Gay Marriage? A Debate
Join us this Wednesday, November 5th in McCosh 50 to hear Professor Stephen Macedo debate Sherif Girgis ’08 on this topic:
Resolved: The case for same-sex marriage has a rational limiting principle, and changing marriage law accordingly would strengthen the institution of marriage.
Doors open at 7:10pm. Latecomers will be admitted at the back of the room at suitable intervals. Books to be sold following the debate.
See the Facebook event here.
Sponsored by the Princeton Anscombe Society with the support of the Love and Fidelity Network, the Leadership Institute, the Alliance Defending Freedom, Christian Union, the Program in Gender and Sexuality Studies, the Office of Religious Life, and the USG Projects Board
During the "Debate over Marriage" held at Princeton University last December, an event sponsored by the Anscombe Society, the most important point to which opponents of the traditional definition of marriage could not respond was the following: redefining marriage as a purely emotional union necessitates the acceptance of any number of varying types of relationships as "marriages," including, most notably, polyamorous ones.
The response offered was neither moral nor philosophical in nature, but rather purely practical: polyamory is not a significant enough force in the United States to merit political recognition as marriage. This argument, already intellectually insignificant, has now been proven factually inaccurate by a recent feature in Newsweek. Indeed the author practically taunts traditionally-minded Americans with the complex structure of the particular polyamorous quartet profiled in the piece:

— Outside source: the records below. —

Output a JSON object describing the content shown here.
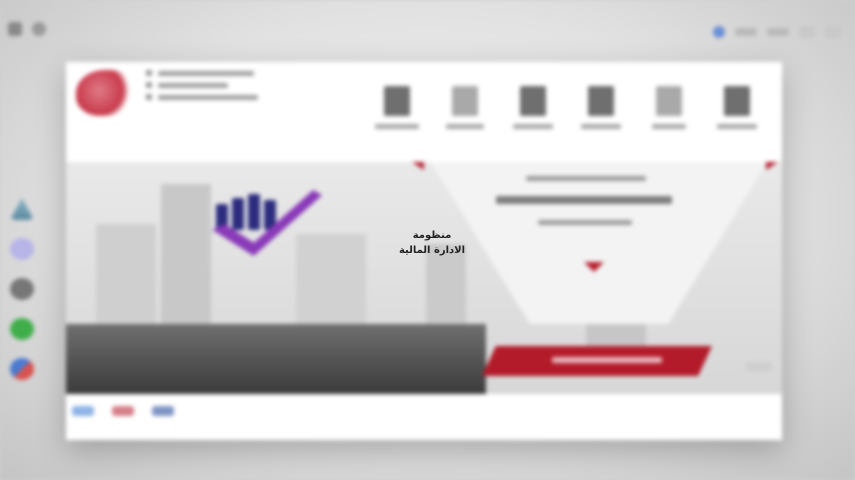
{
  "app": {
    "title_line1": "منظومة",
    "title_line2": "الادارة المالية"
  },
  "colors": {
    "accent_red": "#b31b2a",
    "brand_purple": "#8a3ab9",
    "brand_navy": "#2c2c7e"
  },
  "icons": {
    "dock": [
      "drive-icon",
      "app-icon",
      "settings-icon",
      "chat-icon",
      "browser-icon"
    ],
    "toolbar": [
      "toolbar-icon-1",
      "toolbar-icon-2",
      "toolbar-icon-3",
      "toolbar-icon-4",
      "toolbar-icon-5",
      "toolbar-icon-6"
    ]
  }
}
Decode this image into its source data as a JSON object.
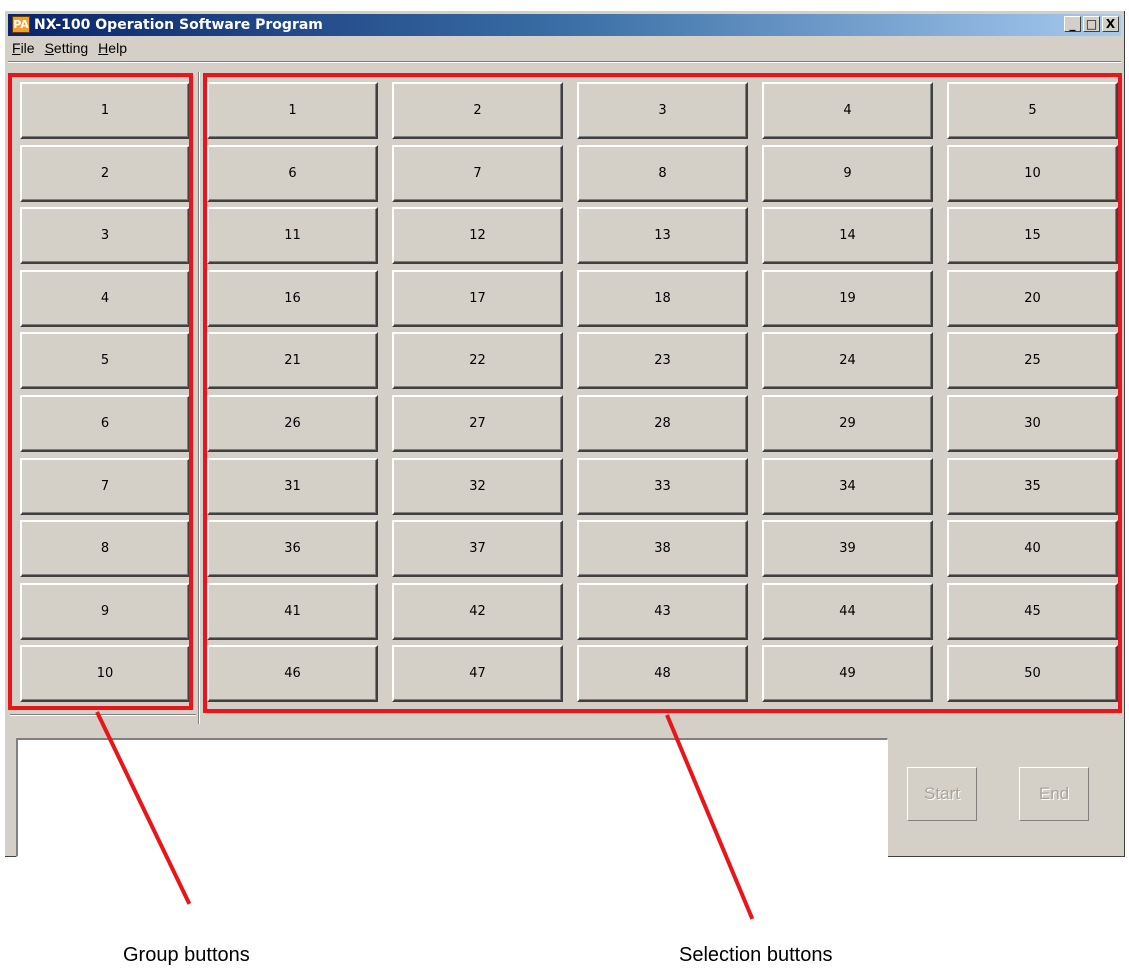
{
  "window": {
    "title": "NX-100 Operation Software Program",
    "icon_label": "PA",
    "controls": {
      "minimize": "_",
      "maximize": "□",
      "close": "X"
    }
  },
  "menu": [
    {
      "label": "File",
      "accel": "F",
      "rest": "ile"
    },
    {
      "label": "Setting",
      "accel": "S",
      "rest": "etting"
    },
    {
      "label": "Help",
      "accel": "H",
      "rest": "elp"
    }
  ],
  "group_buttons": [
    "1",
    "2",
    "3",
    "4",
    "5",
    "6",
    "7",
    "8",
    "9",
    "10"
  ],
  "selection_buttons": [
    "1",
    "2",
    "3",
    "4",
    "5",
    "6",
    "7",
    "8",
    "9",
    "10",
    "11",
    "12",
    "13",
    "14",
    "15",
    "16",
    "17",
    "18",
    "19",
    "20",
    "21",
    "22",
    "23",
    "24",
    "25",
    "26",
    "27",
    "28",
    "29",
    "30",
    "31",
    "32",
    "33",
    "34",
    "35",
    "36",
    "37",
    "38",
    "39",
    "40",
    "41",
    "42",
    "43",
    "44",
    "45",
    "46",
    "47",
    "48",
    "49",
    "50"
  ],
  "actions": {
    "start": "Start",
    "end": "End"
  },
  "annotations": {
    "group_caption": "Group buttons",
    "selection_caption": "Selection buttons",
    "highlight_color": "#e8161b"
  }
}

It’s enough to make any monogamist’s head spin. But the traditionalists had better get used to it.
The article goes on:
Researchers are just beginning to study the phenomenon, but the few who do estimate that openly polyamorous families in the United States number more than half a million, with thriving contingents in nearly every major city. Over the past year, books like Open, by journalist Jenny Block; Opening Up, by sex columnist Tristan Taormino [who will be speaking at Princeton this upcoming semester]; and an updated version of The Ethical Slut–widely considered the modern "poly" Bible–have helped publicize the concept. Today there are poly blogs and podcasts, local get-togethers, and an online polyamory magazine called Loving More with 15,000 regular readers.
Polyamory, then, is not a blip on the American cultural radar, but a social and sexual phenomenon. It is the fullest expression of the ideology of sexual libertinism that has taken root in this country, marked by radical autonomy in moral deliberation and decision-making. Polyamory throws into sharp relief one important aspect of this ideology: consent as the only moral touchstone in issues of sex and relationships. More on this after the jump: